But while the old dissident movement was largely hidden from the general public, Gorbachev's own reforms allowed the influence, language and demands of human-rights activists to enter Soviet society.

"And so the genie is out of the bottle," said Larissa Bogaraz, a heroic figure among dissidents, who was one of a tiny group that dared 23 years ago to unfurl protest banners in Red Square denouncing the Soviet invasion of Czechoslovakia. "This is our real hope -- that no one is capable of turning back history."

Bogaraz said human-rights leaders who have been elected to office -- figures such as Sergei Kovalev in the Russian parliament and Vyacheslav Chernovil and Mikhailo and Bogdan Horyn in the Ukrainian legislature -- would have to "teach their fellow politicians the lessons of opposition and the value of moral force."

"As activists," Bogaraz said, "our job is to heighten people's understanding of rights and also of organization. There was never any history of civil and human rights here, and the Gorbachev era has not changed that to a profound degree."

"A lot of the old dissidents are dead or gone or tired out, but there are enough of us around to help provide a sense of experience," said Yuri Kisilyev, a leader for 20 years of the handicapped-rights movement here. "A sense of human rights has to be the base of any successful opposition movement."

The human-rights veterans, once dismissive of all Communist leaders, past and present, now look to Yeltsin as the force around which an opposition can organize and develop.
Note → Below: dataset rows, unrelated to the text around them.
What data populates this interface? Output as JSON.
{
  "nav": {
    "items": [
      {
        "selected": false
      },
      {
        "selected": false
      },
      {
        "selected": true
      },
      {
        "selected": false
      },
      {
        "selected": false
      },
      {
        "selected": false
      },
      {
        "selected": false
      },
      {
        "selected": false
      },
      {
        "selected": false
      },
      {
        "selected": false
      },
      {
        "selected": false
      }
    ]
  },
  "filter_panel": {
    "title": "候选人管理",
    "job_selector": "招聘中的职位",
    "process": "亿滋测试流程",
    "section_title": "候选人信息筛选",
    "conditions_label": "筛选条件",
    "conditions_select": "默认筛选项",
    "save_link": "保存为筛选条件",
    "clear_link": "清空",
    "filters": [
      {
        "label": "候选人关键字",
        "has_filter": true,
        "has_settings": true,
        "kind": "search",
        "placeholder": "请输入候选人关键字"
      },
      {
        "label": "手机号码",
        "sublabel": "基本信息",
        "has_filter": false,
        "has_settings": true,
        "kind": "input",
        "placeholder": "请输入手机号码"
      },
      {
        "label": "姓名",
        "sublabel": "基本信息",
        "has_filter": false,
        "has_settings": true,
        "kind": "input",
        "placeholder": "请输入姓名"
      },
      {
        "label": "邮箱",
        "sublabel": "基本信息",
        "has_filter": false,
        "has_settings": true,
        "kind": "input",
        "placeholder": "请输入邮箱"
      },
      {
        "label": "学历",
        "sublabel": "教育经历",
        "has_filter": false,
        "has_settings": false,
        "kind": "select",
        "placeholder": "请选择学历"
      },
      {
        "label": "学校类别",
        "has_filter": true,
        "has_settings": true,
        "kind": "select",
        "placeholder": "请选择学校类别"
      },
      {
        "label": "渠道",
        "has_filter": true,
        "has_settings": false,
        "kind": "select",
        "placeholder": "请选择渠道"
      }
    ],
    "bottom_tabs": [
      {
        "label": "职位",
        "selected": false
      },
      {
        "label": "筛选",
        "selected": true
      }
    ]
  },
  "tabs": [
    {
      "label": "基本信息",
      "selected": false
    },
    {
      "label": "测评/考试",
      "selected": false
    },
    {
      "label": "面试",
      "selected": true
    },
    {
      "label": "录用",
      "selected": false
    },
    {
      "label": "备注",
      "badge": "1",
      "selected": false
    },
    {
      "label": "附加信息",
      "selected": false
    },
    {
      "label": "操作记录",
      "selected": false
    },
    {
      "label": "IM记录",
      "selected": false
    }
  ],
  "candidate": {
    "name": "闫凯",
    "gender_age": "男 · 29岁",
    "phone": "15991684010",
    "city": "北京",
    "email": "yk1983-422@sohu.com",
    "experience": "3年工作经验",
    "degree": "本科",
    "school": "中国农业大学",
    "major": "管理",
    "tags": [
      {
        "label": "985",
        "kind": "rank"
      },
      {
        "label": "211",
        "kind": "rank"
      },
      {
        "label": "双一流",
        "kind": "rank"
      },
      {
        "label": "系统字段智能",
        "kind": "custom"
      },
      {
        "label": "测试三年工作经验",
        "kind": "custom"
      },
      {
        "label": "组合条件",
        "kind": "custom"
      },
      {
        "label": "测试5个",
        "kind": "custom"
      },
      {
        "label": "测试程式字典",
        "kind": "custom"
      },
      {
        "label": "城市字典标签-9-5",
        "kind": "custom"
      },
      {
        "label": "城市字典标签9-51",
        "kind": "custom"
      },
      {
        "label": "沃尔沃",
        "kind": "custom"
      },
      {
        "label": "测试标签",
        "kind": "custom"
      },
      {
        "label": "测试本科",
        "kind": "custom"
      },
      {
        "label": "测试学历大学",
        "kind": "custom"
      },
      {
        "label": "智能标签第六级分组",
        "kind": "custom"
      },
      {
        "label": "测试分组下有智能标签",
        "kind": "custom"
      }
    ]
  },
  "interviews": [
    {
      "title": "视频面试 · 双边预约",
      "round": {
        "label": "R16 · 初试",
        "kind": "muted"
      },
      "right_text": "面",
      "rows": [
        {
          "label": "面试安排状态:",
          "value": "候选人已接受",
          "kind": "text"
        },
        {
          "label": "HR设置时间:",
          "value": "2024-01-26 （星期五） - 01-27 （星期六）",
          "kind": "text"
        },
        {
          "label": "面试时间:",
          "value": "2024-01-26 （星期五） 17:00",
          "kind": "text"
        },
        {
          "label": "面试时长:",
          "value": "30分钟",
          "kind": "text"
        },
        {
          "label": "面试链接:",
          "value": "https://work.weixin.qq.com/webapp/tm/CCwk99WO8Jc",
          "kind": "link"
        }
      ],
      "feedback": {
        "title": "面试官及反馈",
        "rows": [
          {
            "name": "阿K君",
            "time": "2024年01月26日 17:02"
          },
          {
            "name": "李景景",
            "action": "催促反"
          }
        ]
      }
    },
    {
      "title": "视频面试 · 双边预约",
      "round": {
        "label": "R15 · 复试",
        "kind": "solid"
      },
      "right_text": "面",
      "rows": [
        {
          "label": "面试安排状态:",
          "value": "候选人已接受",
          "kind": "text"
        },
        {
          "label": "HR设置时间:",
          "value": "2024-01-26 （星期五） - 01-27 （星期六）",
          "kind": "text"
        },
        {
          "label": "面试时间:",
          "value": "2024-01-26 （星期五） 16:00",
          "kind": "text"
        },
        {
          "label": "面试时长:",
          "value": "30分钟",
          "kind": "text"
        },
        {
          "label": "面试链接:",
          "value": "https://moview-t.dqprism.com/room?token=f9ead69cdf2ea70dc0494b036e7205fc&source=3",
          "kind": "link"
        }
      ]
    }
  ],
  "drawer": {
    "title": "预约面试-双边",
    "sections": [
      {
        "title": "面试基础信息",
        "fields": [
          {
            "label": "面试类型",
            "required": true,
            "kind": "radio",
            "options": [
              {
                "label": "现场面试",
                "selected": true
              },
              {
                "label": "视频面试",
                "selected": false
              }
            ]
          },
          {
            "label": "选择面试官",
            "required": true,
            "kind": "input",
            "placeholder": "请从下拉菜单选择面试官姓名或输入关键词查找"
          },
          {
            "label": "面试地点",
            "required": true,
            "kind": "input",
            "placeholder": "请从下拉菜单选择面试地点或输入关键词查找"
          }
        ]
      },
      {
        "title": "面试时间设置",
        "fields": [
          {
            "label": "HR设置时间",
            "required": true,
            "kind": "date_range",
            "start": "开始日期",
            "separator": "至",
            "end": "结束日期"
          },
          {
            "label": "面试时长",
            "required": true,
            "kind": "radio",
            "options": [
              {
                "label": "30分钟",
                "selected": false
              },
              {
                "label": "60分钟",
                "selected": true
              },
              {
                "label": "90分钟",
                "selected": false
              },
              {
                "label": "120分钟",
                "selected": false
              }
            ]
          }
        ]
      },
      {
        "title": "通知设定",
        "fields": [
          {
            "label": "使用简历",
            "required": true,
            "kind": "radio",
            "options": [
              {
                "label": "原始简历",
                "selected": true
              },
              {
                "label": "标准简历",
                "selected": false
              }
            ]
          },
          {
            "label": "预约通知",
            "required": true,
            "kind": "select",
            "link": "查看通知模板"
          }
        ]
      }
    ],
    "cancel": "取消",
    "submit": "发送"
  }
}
Orlov, for one, noted that Sakharov helped influence and mold Yeltsin when the two were involved in 1989 in forming the Interregional Group, a radical-reform faction in the Soviet legislature.

"We were all very hesitant about Yeltsin at first, but he has proved capable of change and understanding," said Kovalev, a former political prisoner and now chairman of the Russian parliament's human-rights committee. "Yeltsin and his popular support are going to be vital to any battle for human rights and reform."